TASK: In full and exactly, reproduce the entries below, but omit the pictures.

RECORDS FOR PROCESSING:
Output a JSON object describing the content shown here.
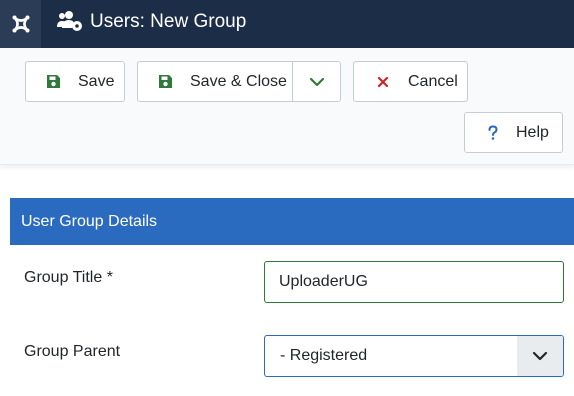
{
  "header": {
    "title": "Users: New Group",
    "logo_icon": "joomla-logo-icon",
    "title_icon": "users-cog-icon",
    "background": "#1c2d47"
  },
  "toolbar": {
    "save_label": "Save",
    "save_close_label": "Save & Close",
    "cancel_label": "Cancel",
    "help_label": "Help",
    "save_icon": "floppy-disk-icon",
    "cancel_icon": "x-icon",
    "help_icon": "question-icon",
    "dropdown_icon": "chevron-down-icon",
    "accent_green": "#2e7a3a",
    "cancel_red": "#c52827",
    "help_blue": "#2b6bbf"
  },
  "card": {
    "header": "User Group Details",
    "header_color": "#2b6bbf"
  },
  "form": {
    "group_title_label": "Group Title *",
    "group_title_value": "UploaderUG",
    "group_parent_label": "Group Parent",
    "group_parent_value": "- Registered"
  }
}
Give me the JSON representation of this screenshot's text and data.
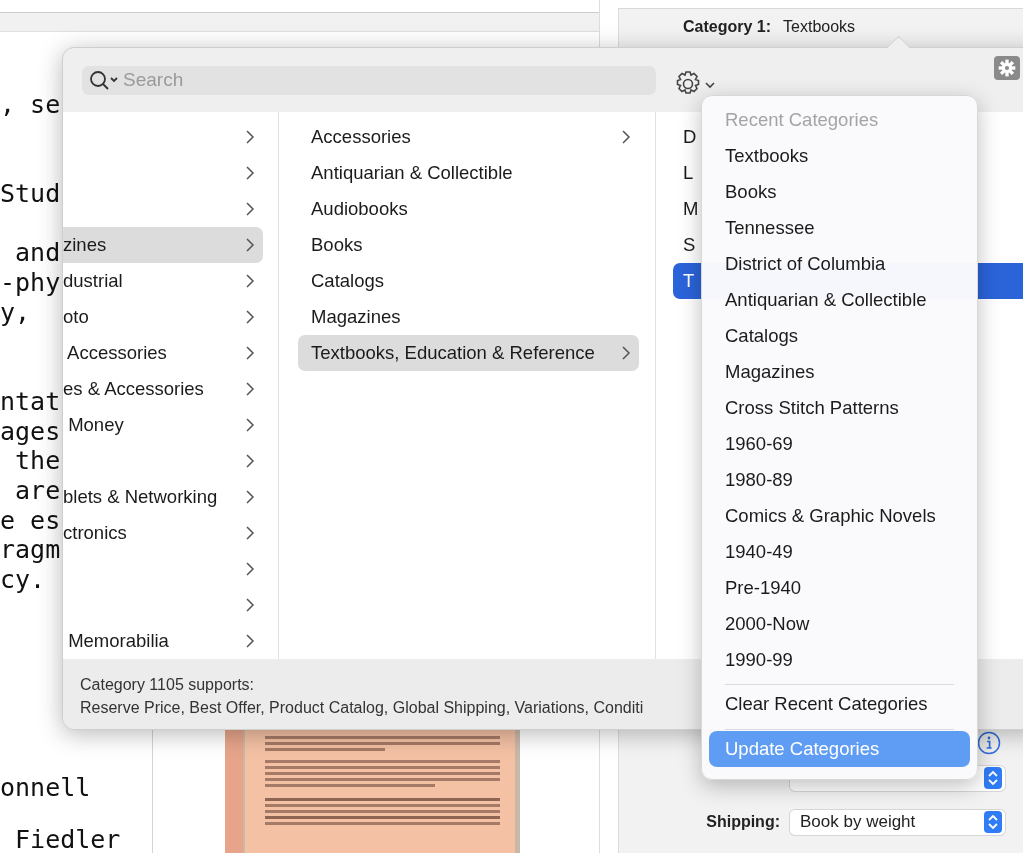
{
  "background": {
    "document_paragraphs": [
      [
        ", se"
      ],
      [
        "Stud"
      ],
      [
        " and",
        "-phy",
        "y,"
      ],
      [
        "ntat",
        "ages",
        " the",
        " are",
        "e es",
        "ragm",
        "cy."
      ],
      [
        "onnell"
      ],
      [
        " Fiedler"
      ]
    ],
    "category": {
      "label": "Category 1:",
      "value": "Textbooks"
    },
    "fields": [
      {
        "kind": "popup"
      },
      {
        "kind": "popup",
        "label": "Shipping:",
        "value": "Book by weight"
      }
    ]
  },
  "popover": {
    "search": {
      "placeholder": "Search"
    },
    "columns": [
      {
        "items": [
          {
            "has_children": true,
            "selected": false
          },
          {
            "has_children": true,
            "selected": false
          },
          {
            "has_children": true,
            "selected": false
          },
          {
            "label": "zines",
            "has_children": true,
            "selected": true
          },
          {
            "label": "dustrial",
            "has_children": true,
            "selected": false
          },
          {
            "label": "oto",
            "has_children": true,
            "selected": false
          },
          {
            "label": " Accessories",
            "has_children": true,
            "selected": false
          },
          {
            "label": "es & Accessories",
            "has_children": true,
            "selected": false
          },
          {
            "label": " Money",
            "has_children": true,
            "selected": false
          },
          {
            "has_children": true,
            "selected": false
          },
          {
            "label": "blets & Networking",
            "has_children": true,
            "selected": false
          },
          {
            "label": "ctronics",
            "has_children": true,
            "selected": false
          },
          {
            "has_children": true,
            "selected": false
          },
          {
            "has_children": true,
            "selected": false
          },
          {
            "label": " Memorabilia",
            "has_children": true,
            "selected": false
          }
        ]
      },
      {
        "items": [
          {
            "label": "Accessories",
            "has_children": true,
            "selected": false
          },
          {
            "label": "Antiquarian & Collectible",
            "has_children": false,
            "selected": false
          },
          {
            "label": "Audiobooks",
            "has_children": false,
            "selected": false
          },
          {
            "label": "Books",
            "has_children": false,
            "selected": false
          },
          {
            "label": "Catalogs",
            "has_children": false,
            "selected": false
          },
          {
            "label": "Magazines",
            "has_children": false,
            "selected": false
          },
          {
            "label": "Textbooks, Education & Reference",
            "has_children": true,
            "selected": true
          }
        ]
      },
      {
        "items": [
          {
            "label": "D",
            "selected": false
          },
          {
            "label": "L",
            "selected": false
          },
          {
            "label": "M",
            "selected": false
          },
          {
            "label": "S",
            "selected": false
          },
          {
            "label": "T",
            "selected": true
          }
        ]
      }
    ],
    "footer": {
      "title": "Category 1105 supports:",
      "features": "Reserve Price, Best Offer, Product Catalog, Global Shipping, Variations, Conditi"
    }
  },
  "menu": {
    "header": "Recent Categories",
    "items": [
      {
        "label": "Textbooks",
        "selected": false
      },
      {
        "label": "Books",
        "selected": false
      },
      {
        "label": "Tennessee",
        "selected": false
      },
      {
        "label": "District of Columbia",
        "selected": false
      },
      {
        "label": "Antiquarian & Collectible",
        "selected": false
      },
      {
        "label": "Catalogs",
        "selected": false
      },
      {
        "label": "Magazines",
        "selected": false
      },
      {
        "label": "Cross Stitch Patterns",
        "selected": false
      },
      {
        "label": "1960-69",
        "selected": false
      },
      {
        "label": "1980-89",
        "selected": false
      },
      {
        "label": "Comics & Graphic Novels",
        "selected": false
      },
      {
        "label": "1940-49",
        "selected": false
      },
      {
        "label": "Pre-1940",
        "selected": false
      },
      {
        "label": "2000-Now",
        "selected": false
      },
      {
        "label": "1990-99",
        "selected": false
      }
    ],
    "actions": [
      {
        "label": "Clear Recent Categories",
        "selected": false
      },
      {
        "label": "Update Categories",
        "selected": true
      }
    ]
  }
}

SOLUTION BELOW:
Output a JSON object describing the content shown here.
{
  "header": {
    "title": "Users: New Group",
    "logo_icon": "joomla-logo-icon",
    "title_icon": "users-cog-icon",
    "background": "#1c2d47"
  },
  "toolbar": {
    "save_label": "Save",
    "save_close_label": "Save & Close",
    "cancel_label": "Cancel",
    "help_label": "Help",
    "save_icon": "floppy-disk-icon",
    "cancel_icon": "x-icon",
    "help_icon": "question-icon",
    "dropdown_icon": "chevron-down-icon",
    "accent_green": "#2e7a3a",
    "cancel_red": "#c52827",
    "help_blue": "#2b6bbf"
  },
  "card": {
    "header": "User Group Details",
    "header_color": "#2b6bbf"
  },
  "form": {
    "group_title_label": "Group Title *",
    "group_title_value": "UploaderUG",
    "group_parent_label": "Group Parent",
    "group_parent_value": "- Registered"
  }
}
Give me the JSON representation of this screenshot's text and data.
{
  "background": {
    "document_paragraphs": [
      [
        ", se"
      ],
      [
        "Stud"
      ],
      [
        " and",
        "-phy",
        "y,"
      ],
      [
        "ntat",
        "ages",
        " the",
        " are",
        "e es",
        "ragm",
        "cy."
      ],
      [
        "onnell"
      ],
      [
        " Fiedler"
      ]
    ],
    "category": {
      "label": "Category 1:",
      "value": "Textbooks"
    },
    "fields": [
      {
        "kind": "popup"
      },
      {
        "kind": "popup",
        "label": "Shipping:",
        "value": "Book by weight"
      }
    ]
  },
  "popover": {
    "search": {
      "placeholder": "Search"
    },
    "columns": [
      {
        "items": [
          {
            "has_children": true,
            "selected": false
          },
          {
            "has_children": true,
            "selected": false
          },
          {
            "has_children": true,
            "selected": false
          },
          {
            "label": "zines",
            "has_children": true,
            "selected": true
          },
          {
            "label": "dustrial",
            "has_children": true,
            "selected": false
          },
          {
            "label": "oto",
            "has_children": true,
            "selected": false
          },
          {
            "label": " Accessories",
            "has_children": true,
            "selected": false
          },
          {
            "label": "es & Accessories",
            "has_children": true,
            "selected": false
          },
          {
            "label": " Money",
            "has_children": true,
            "selected": false
          },
          {
            "has_children": true,
            "selected": false
          },
          {
            "label": "blets & Networking",
            "has_children": true,
            "selected": false
          },
          {
            "label": "ctronics",
            "has_children": true,
            "selected": false
          },
          {
            "has_children": true,
            "selected": false
          },
          {
            "has_children": true,
            "selected": false
          },
          {
            "label": " Memorabilia",
            "has_children": true,
            "selected": false
          }
        ]
      },
      {
        "items": [
          {
            "label": "Accessories",
            "has_children": true,
            "selected": false
          },
          {
            "label": "Antiquarian & Collectible",
            "has_children": false,
            "selected": false
          },
          {
            "label": "Audiobooks",
            "has_children": false,
            "selected": false
          },
          {
            "label": "Books",
            "has_children": false,
            "selected": false
          },
          {
            "label": "Catalogs",
            "has_children": false,
            "selected": false
          },
          {
            "label": "Magazines",
            "has_children": false,
            "selected": false
          },
          {
            "label": "Textbooks, Education & Reference",
            "has_children": true,
            "selected": true
          }
        ]
      },
      {
        "items": [
          {
            "label": "D",
            "selected": false
          },
          {
            "label": "L",
            "selected": false
          },
          {
            "label": "M",
            "selected": false
          },
          {
            "label": "S",
            "selected": false
          },
          {
            "label": "T",
            "selected": true
          }
        ]
      }
    ],
    "footer": {
      "title": "Category 1105 supports:",
      "features": "Reserve Price, Best Offer, Product Catalog, Global Shipping, Variations, Conditi"
    }
  },
  "menu": {
    "header": "Recent Categories",
    "items": [
      {
        "label": "Textbooks",
        "selected": false
      },
      {
        "label": "Books",
        "selected": false
      },
      {
        "label": "Tennessee",
        "selected": false
      },
      {
        "label": "District of Columbia",
        "selected": false
      },
      {
        "label": "Antiquarian & Collectible",
        "selected": false
      },
      {
        "label": "Catalogs",
        "selected": false
      },
      {
        "label": "Magazines",
        "selected": false
      },
      {
        "label": "Cross Stitch Patterns",
        "selected": false
      },
      {
        "label": "1960-69",
        "selected": false
      },
      {
        "label": "1980-89",
        "selected": false
      },
      {
        "label": "Comics & Graphic Novels",
        "selected": false
      },
      {
        "label": "1940-49",
        "selected": false
      },
      {
        "label": "Pre-1940",
        "selected": false
      },
      {
        "label": "2000-Now",
        "selected": false
      },
      {
        "label": "1990-99",
        "selected": false
      }
    ],
    "actions": [
      {
        "label": "Clear Recent Categories",
        "selected": false
      },
      {
        "label": "Update Categories",
        "selected": true
      }
    ]
  }
}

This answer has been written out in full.